For every line that contains the string "Kristal", pull that line out of the material below.

* * * *

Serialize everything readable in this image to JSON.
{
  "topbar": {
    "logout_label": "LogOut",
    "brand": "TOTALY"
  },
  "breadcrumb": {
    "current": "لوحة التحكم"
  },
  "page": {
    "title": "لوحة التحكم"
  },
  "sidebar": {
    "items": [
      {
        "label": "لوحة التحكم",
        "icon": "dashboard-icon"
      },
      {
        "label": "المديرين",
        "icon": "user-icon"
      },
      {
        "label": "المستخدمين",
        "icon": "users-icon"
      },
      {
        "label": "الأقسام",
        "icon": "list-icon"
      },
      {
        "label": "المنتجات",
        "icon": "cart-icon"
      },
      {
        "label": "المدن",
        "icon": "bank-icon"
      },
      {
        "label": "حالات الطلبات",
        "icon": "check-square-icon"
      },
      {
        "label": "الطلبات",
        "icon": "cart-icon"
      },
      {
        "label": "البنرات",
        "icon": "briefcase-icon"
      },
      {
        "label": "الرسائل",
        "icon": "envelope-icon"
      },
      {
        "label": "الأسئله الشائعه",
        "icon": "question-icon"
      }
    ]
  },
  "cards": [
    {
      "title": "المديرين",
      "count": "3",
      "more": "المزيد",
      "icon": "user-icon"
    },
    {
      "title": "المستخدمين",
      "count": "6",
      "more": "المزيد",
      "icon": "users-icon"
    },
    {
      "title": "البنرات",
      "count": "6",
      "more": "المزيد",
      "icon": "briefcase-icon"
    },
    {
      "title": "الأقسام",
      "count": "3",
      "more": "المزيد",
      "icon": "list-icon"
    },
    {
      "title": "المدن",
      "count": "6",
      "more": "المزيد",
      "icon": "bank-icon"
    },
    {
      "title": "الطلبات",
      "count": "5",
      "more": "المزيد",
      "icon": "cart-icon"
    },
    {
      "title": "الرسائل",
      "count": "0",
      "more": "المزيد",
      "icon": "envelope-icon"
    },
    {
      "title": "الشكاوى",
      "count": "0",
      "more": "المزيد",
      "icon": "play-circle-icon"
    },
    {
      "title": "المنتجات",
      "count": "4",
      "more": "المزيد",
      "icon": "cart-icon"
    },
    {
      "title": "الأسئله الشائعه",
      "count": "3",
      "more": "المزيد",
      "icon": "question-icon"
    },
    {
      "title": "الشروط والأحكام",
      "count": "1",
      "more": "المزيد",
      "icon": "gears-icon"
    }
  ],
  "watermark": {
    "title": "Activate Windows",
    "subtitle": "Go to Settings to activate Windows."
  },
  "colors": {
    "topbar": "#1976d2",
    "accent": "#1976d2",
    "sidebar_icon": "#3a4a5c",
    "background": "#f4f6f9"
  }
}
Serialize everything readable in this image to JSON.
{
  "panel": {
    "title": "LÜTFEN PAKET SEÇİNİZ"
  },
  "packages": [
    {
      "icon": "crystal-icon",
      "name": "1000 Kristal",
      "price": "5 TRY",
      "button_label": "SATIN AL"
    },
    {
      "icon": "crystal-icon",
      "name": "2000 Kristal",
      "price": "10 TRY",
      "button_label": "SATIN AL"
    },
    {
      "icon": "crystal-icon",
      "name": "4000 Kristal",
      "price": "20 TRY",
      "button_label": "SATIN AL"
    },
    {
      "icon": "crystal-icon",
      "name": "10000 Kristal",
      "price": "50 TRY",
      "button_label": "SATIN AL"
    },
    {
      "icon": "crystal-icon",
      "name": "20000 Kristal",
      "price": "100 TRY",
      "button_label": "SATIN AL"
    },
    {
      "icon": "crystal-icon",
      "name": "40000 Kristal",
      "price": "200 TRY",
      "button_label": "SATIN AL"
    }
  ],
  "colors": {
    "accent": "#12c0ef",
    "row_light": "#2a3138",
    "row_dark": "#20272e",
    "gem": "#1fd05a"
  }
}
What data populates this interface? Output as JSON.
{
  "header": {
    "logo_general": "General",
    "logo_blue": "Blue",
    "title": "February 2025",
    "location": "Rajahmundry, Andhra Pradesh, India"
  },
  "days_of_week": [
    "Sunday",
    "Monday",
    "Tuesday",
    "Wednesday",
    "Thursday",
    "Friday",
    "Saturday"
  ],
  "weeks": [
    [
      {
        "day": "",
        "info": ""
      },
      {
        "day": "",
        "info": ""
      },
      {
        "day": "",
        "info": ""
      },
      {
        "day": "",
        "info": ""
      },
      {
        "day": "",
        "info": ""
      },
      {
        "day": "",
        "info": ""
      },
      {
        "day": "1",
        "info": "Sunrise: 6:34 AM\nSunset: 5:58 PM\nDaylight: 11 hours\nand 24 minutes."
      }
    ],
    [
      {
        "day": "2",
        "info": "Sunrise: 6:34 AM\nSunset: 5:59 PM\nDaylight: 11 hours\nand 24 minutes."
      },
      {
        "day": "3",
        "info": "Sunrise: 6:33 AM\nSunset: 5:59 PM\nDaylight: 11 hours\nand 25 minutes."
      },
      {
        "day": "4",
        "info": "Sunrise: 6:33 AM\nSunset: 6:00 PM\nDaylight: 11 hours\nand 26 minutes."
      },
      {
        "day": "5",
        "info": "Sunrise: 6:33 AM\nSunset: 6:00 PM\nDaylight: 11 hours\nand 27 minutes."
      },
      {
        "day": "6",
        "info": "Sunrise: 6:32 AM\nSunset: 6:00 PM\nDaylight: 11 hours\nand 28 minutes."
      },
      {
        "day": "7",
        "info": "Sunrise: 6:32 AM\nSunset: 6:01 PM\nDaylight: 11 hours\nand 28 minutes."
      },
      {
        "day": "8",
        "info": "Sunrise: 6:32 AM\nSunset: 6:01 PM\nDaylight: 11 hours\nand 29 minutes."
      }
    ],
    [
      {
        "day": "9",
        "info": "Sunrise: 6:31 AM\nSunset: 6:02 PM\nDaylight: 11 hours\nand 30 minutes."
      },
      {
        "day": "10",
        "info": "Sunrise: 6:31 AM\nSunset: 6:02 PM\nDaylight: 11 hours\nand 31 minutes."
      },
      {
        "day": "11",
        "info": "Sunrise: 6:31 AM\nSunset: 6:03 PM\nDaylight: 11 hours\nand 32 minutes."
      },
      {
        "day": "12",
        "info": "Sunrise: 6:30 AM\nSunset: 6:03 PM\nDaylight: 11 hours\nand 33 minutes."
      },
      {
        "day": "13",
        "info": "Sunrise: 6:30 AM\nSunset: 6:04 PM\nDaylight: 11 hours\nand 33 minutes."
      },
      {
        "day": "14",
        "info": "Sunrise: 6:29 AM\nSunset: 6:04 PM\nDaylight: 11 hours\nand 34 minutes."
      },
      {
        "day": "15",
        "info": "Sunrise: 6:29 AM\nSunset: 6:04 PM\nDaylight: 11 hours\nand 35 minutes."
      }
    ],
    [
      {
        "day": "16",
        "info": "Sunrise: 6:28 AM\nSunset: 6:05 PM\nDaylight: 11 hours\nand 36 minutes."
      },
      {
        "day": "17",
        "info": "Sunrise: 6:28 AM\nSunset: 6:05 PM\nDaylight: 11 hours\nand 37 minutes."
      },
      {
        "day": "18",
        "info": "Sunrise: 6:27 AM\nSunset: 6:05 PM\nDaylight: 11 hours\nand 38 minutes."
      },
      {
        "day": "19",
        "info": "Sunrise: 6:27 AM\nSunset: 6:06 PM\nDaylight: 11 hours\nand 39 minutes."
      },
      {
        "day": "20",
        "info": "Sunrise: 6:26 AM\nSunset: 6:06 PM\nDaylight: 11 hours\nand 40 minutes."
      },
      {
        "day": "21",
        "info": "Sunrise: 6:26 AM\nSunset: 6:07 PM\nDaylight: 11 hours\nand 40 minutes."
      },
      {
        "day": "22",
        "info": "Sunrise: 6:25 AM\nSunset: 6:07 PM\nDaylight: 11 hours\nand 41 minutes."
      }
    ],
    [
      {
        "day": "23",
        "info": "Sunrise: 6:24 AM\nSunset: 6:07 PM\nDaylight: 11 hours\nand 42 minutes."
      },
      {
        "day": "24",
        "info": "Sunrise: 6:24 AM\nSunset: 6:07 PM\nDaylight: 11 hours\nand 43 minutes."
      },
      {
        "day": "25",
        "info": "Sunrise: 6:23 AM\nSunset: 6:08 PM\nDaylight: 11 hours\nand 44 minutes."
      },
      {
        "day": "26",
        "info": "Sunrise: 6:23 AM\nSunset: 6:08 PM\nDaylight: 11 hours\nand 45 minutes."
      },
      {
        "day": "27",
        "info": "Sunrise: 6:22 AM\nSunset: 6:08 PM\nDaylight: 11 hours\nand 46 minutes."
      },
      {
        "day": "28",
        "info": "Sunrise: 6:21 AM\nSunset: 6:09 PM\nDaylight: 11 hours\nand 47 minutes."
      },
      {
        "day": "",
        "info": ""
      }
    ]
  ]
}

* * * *

- [Response to this task]:
      "name": "1000 Kristal",
      "name": "2000 Kristal",
      "name": "4000 Kristal",
      "name": "10000 Kristal",
      "name": "20000 Kristal",
      "name": "40000 Kristal",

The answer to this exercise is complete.